Study Links Education Level to Rate of Memory Decline Before Dementia
Oct. 23, 2007 -- New research links a person's years of formal education to his or her path toward dementia.
The study's key finding: Among elders with dementia, those with higher levels of education had a delayed, but steeper, decline in memory in the years leading up to their dementia diagnosis.
"Our study showed that a person with 16 years of formal education would experience a rate of memory decline that is 50% faster than someone with just four years [of] education," Charles B. Hall, PhD, says in a news release.
"This rapid decline may be explained by how people with more education have a greater cognitive reserve, or the brain's ability to maintain function in spite of damage," says Hall.
Hall works in New York as an associate professor of epidemiology and population health at Yeshiva University's Albert Einstein College of Medicine.
Dementia and Education
Hall's team reviewed data on 117 elders living in New York's Bronx neighborhood who developed dementia during a 27-year study.
Of the group's 21 high school graduates, seven had a college degree and some postgraduate education.
Participants got yearly checkups and took memory tests in which they had to memorize and immediately recall a list of 12 unrelated words.
The memory tests show that accelerated memory loss began 5.5 years before dementia diagnosis in typical participants, who had eight years of schooling.
Accelerated memory loss started later -- about four years before dementia diagnosis -- in elders with 16 years of education.
But when memory loss started, it happened faster in highly educated elders.
The study, published in Neurology, doesn't mean that education causes dementia.

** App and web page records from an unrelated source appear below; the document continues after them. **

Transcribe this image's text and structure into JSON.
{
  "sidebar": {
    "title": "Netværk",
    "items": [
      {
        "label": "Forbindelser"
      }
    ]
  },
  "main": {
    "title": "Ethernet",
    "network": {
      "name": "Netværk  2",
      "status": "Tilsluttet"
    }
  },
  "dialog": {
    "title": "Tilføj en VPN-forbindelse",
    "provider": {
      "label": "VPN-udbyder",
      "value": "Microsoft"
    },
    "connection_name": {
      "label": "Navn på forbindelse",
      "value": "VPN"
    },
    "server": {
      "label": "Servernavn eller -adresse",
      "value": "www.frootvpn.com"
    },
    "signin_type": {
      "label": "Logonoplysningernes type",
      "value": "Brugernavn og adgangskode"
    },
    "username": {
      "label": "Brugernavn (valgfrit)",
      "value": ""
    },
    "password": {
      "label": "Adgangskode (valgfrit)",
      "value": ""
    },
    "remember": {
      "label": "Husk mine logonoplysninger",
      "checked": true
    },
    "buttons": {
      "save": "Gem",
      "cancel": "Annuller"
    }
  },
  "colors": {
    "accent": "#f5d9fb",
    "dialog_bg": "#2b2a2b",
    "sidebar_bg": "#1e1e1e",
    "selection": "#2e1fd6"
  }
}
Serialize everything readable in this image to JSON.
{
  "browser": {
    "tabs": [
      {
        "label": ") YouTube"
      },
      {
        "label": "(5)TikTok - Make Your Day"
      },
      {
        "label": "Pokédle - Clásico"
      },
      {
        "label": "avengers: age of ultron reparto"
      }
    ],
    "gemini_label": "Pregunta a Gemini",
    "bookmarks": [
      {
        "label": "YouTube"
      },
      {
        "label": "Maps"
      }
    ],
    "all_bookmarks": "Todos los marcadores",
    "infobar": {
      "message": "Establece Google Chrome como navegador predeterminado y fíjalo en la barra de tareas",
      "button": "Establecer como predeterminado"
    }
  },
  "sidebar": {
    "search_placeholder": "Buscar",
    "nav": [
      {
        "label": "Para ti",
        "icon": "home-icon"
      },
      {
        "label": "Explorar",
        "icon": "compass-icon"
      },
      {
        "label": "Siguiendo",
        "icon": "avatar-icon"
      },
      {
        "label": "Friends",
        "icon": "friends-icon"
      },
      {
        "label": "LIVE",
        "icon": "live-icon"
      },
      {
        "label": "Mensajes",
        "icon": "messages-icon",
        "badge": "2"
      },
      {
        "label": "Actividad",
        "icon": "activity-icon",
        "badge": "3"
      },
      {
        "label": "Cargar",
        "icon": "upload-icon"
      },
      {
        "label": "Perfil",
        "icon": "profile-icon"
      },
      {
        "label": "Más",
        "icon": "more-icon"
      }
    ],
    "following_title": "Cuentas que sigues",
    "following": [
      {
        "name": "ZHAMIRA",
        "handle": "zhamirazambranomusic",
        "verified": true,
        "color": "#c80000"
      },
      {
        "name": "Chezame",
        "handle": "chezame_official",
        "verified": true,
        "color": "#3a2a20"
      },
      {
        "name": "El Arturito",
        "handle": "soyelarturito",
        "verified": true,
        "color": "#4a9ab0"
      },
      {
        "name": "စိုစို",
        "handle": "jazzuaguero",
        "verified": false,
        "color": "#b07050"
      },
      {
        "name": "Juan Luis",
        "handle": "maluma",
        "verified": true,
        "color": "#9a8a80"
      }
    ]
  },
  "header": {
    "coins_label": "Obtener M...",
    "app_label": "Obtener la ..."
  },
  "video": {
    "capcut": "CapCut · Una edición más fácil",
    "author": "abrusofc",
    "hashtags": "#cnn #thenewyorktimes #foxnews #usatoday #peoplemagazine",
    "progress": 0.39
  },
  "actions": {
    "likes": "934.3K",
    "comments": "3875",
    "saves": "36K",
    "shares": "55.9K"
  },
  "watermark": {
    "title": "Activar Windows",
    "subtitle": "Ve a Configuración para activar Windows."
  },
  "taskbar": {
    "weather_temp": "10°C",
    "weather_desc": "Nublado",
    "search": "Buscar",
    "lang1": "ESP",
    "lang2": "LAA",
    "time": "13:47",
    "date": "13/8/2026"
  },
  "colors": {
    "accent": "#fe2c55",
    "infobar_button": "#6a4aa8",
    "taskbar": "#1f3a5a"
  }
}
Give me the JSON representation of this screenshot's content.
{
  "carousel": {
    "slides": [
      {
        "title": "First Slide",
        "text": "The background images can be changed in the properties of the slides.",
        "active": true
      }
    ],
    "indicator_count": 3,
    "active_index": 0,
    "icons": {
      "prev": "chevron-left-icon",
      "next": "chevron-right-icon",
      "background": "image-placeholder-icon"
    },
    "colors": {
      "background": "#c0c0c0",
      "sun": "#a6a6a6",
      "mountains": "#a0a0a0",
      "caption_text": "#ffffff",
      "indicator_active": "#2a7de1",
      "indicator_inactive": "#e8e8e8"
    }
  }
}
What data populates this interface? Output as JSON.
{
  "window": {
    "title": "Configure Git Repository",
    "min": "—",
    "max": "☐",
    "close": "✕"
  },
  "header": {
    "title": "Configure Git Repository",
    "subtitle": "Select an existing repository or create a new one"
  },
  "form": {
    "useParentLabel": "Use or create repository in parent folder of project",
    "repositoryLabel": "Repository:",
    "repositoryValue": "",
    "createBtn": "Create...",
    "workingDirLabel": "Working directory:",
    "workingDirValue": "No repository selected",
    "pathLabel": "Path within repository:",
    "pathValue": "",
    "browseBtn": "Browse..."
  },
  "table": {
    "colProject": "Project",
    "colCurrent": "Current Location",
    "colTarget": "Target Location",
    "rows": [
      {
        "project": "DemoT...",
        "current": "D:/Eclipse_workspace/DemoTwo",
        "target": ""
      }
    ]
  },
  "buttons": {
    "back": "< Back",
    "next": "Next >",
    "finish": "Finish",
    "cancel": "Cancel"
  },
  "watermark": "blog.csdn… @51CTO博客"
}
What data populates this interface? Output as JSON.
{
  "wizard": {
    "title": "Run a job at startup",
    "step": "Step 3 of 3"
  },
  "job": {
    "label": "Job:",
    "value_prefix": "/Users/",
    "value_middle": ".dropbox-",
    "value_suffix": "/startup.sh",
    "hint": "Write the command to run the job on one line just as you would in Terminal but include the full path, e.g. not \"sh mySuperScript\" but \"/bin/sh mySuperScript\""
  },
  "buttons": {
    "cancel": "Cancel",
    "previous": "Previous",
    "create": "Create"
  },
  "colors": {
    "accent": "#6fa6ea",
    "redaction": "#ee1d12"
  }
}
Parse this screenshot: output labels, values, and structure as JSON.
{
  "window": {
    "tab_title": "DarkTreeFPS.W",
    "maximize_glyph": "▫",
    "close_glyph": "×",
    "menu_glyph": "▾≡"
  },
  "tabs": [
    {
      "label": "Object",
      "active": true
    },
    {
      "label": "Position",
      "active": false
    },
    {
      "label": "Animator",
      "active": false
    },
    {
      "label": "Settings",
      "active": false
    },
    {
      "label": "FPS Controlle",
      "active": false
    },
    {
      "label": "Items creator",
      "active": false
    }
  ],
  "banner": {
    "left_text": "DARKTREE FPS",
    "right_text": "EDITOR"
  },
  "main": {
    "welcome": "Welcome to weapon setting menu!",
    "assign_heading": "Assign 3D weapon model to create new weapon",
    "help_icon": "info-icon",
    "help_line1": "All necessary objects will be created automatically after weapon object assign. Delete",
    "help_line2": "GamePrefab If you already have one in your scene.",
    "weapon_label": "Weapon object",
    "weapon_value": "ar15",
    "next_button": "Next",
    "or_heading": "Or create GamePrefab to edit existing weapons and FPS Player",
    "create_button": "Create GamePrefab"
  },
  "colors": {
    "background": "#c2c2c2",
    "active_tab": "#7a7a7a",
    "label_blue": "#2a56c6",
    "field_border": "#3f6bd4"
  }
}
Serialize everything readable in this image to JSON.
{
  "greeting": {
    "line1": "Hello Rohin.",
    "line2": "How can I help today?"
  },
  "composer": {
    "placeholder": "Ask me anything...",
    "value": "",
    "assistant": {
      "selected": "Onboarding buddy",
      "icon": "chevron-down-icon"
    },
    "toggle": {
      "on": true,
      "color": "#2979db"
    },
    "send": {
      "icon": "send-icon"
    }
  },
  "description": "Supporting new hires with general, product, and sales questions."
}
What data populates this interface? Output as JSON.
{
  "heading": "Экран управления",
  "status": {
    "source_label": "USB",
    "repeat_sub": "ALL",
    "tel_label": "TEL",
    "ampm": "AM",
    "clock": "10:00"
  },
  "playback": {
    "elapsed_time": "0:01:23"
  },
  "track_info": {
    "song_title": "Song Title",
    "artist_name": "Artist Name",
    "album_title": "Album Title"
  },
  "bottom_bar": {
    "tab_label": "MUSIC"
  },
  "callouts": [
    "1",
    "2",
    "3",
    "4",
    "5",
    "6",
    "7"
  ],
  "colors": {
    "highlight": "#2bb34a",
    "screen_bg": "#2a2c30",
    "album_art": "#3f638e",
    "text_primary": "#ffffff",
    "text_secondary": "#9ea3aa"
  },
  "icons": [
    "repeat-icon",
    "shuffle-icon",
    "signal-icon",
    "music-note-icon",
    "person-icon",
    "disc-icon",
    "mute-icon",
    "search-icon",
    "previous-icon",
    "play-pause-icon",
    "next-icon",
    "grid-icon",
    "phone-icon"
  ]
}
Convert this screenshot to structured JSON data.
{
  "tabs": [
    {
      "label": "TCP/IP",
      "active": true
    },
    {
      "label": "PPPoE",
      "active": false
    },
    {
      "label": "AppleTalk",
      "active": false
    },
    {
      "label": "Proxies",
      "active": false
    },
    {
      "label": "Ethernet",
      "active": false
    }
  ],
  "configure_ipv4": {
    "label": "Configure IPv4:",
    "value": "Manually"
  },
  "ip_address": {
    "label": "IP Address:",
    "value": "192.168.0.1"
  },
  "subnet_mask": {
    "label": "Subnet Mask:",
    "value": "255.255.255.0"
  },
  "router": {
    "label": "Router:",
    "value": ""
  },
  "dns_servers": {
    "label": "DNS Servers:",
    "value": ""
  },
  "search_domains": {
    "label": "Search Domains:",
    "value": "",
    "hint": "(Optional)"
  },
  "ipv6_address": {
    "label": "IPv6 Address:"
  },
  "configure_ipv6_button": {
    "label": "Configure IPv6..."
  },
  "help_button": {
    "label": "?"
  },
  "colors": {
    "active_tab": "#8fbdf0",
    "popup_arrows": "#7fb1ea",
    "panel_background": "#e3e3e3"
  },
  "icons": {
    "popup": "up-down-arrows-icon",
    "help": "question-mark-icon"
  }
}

A mix of genetic and environmental factors can affect dementia risk. Observational studies such as this one don't prove cause and effect.